Exercise details: Would you filter these records and copy every line that has the word "pattern"?

Items from an interface collection
--

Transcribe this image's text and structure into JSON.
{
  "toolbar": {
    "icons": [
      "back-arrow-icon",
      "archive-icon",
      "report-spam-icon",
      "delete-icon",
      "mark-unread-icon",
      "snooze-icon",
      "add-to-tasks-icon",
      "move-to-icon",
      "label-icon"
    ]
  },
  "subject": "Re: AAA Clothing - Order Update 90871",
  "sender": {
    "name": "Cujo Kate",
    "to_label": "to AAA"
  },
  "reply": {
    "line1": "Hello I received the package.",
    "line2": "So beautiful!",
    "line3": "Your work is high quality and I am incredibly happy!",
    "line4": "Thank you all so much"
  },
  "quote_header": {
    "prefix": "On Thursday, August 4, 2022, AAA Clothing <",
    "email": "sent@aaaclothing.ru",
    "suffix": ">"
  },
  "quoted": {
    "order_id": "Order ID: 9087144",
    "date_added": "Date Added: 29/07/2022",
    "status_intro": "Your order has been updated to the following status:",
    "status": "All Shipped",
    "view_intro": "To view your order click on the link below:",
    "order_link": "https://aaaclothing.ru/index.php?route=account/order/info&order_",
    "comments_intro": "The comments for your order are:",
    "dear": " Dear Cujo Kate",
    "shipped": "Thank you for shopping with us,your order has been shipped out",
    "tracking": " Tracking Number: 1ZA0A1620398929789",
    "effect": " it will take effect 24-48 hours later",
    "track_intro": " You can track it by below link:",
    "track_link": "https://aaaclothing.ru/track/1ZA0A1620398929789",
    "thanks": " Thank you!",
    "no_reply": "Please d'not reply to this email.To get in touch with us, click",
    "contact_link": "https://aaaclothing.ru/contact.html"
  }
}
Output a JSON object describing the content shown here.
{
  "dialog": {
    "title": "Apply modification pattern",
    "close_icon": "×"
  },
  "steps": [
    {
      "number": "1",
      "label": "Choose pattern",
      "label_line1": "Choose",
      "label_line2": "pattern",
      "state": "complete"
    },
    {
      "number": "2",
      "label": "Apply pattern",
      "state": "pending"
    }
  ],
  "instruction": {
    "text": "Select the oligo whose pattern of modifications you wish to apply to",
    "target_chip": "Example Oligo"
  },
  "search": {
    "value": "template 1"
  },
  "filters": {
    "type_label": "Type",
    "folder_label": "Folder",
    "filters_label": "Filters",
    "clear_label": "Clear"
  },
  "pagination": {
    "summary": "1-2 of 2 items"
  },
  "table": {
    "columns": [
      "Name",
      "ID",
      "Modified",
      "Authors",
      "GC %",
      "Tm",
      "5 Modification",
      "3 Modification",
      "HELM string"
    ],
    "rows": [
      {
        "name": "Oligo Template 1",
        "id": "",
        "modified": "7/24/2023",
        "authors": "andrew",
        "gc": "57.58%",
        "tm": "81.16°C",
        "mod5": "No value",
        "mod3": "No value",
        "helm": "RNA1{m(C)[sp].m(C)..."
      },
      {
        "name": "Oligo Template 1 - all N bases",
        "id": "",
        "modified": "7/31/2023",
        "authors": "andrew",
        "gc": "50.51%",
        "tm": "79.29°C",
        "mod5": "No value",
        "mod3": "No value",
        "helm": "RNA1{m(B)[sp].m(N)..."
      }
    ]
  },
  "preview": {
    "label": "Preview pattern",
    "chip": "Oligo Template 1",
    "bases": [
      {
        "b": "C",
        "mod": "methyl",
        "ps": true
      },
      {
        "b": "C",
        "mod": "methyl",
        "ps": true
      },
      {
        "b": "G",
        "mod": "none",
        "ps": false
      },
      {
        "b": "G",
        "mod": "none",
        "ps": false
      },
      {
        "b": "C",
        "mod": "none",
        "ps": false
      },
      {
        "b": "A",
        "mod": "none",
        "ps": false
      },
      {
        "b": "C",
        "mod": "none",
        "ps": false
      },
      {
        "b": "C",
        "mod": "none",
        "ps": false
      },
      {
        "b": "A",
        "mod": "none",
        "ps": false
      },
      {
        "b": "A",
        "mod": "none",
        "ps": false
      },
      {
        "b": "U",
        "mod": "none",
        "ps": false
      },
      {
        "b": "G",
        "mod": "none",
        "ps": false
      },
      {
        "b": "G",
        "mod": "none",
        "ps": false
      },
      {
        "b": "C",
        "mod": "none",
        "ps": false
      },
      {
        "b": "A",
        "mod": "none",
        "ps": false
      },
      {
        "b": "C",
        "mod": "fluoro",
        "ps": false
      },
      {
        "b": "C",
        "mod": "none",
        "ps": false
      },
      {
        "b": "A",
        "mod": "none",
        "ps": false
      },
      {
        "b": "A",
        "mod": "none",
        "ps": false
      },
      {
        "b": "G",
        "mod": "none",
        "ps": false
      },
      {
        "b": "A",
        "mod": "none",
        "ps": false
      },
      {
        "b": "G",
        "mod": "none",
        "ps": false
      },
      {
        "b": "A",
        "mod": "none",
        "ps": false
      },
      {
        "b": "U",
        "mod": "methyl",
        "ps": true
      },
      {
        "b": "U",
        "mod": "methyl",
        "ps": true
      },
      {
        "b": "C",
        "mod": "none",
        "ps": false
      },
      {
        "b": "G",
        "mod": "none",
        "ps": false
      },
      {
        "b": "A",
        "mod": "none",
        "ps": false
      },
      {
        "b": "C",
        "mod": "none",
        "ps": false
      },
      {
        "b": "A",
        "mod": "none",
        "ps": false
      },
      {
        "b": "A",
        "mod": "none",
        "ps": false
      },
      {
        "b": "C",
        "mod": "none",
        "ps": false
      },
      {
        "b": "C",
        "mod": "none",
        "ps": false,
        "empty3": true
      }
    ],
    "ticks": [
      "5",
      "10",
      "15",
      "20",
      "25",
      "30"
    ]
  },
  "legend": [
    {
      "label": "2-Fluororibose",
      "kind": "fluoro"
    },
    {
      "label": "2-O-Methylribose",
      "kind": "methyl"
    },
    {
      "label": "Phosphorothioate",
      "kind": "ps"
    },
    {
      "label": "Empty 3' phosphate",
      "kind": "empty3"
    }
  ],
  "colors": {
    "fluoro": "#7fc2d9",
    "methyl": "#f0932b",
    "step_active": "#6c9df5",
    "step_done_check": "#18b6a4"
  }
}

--

Reply to the exercise:
    "title": "Apply modification pattern",
      "label": "Choose pattern",
      "label_line2": "pattern",
      "label": "Apply pattern",
    "text": "Select the oligo whose pattern of modifications you wish to apply to",
    "label": "Preview pattern",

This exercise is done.